Exercise goal
Set the listing down once more, exactly as given.

Provided records
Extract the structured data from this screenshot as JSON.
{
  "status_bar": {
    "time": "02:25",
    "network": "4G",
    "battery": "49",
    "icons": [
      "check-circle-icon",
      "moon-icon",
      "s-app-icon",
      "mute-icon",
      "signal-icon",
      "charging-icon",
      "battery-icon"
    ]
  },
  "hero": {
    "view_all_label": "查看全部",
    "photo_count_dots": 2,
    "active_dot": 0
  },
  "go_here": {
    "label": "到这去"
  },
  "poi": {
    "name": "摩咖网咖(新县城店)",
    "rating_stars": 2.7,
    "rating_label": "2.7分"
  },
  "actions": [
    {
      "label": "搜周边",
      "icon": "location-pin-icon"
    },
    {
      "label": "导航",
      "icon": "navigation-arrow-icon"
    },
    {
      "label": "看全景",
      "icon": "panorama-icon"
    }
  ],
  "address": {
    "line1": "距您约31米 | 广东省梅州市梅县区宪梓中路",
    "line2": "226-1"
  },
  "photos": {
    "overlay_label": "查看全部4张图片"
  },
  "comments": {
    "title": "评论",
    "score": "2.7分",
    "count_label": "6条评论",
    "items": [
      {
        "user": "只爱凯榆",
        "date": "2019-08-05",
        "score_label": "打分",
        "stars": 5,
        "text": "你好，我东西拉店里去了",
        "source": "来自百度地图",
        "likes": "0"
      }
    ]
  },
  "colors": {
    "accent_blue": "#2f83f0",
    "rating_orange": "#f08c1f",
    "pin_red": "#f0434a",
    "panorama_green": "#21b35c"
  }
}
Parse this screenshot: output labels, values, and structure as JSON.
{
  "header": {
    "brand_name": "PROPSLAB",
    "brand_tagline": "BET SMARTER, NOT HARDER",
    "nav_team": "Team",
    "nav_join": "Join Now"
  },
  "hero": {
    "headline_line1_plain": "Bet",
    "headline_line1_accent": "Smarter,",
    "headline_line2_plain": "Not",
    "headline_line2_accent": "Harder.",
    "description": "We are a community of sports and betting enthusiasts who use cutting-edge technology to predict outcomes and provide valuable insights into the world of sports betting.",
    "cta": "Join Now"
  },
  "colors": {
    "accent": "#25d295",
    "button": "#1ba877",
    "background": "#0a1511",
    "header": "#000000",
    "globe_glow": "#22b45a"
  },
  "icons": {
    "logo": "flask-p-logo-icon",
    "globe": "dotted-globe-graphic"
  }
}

Solution to this problem
Extract the structured data from this screenshot as JSON.
{
  "status_bar": {
    "time": "02:25",
    "network": "4G",
    "battery": "49",
    "icons": [
      "check-circle-icon",
      "moon-icon",
      "s-app-icon",
      "mute-icon",
      "signal-icon",
      "charging-icon",
      "battery-icon"
    ]
  },
  "hero": {
    "view_all_label": "查看全部",
    "photo_count_dots": 2,
    "active_dot": 0
  },
  "go_here": {
    "label": "到这去"
  },
  "poi": {
    "name": "摩咖网咖(新县城店)",
    "rating_stars": 2.7,
    "rating_label": "2.7分"
  },
  "actions": [
    {
      "label": "搜周边",
      "icon": "location-pin-icon"
    },
    {
      "label": "导航",
      "icon": "navigation-arrow-icon"
    },
    {
      "label": "看全景",
      "icon": "panorama-icon"
    }
  ],
  "address": {
    "line1": "距您约31米 | 广东省梅州市梅县区宪梓中路",
    "line2": "226-1"
  },
  "photos": {
    "overlay_label": "查看全部4张图片"
  },
  "comments": {
    "title": "评论",
    "score": "2.7分",
    "count_label": "6条评论",
    "items": [
      {
        "user": "只爱凯榆",
        "date": "2019-08-05",
        "score_label": "打分",
        "stars": 5,
        "text": "你好，我东西拉店里去了",
        "source": "来自百度地图",
        "likes": "0"
      }
    ]
  },
  "colors": {
    "accent_blue": "#2f83f0",
    "rating_orange": "#f08c1f",
    "pin_red": "#f0434a",
    "panorama_green": "#21b35c"
  }
}
Parse this screenshot: output labels, values, and structure as JSON.
{
  "header": {
    "brand_name": "PROPSLAB",
    "brand_tagline": "BET SMARTER, NOT HARDER",
    "nav_team": "Team",
    "nav_join": "Join Now"
  },
  "hero": {
    "headline_line1_plain": "Bet",
    "headline_line1_accent": "Smarter,",
    "headline_line2_plain": "Not",
    "headline_line2_accent": "Harder.",
    "description": "We are a community of sports and betting enthusiasts who use cutting-edge technology to predict outcomes and provide valuable insights into the world of sports betting.",
    "cta": "Join Now"
  },
  "colors": {
    "accent": "#25d295",
    "button": "#1ba877",
    "background": "#0a1511",
    "header": "#000000",
    "globe_glow": "#22b45a"
  },
  "icons": {
    "logo": "flask-p-logo-icon",
    "globe": "dotted-globe-graphic"
  }
}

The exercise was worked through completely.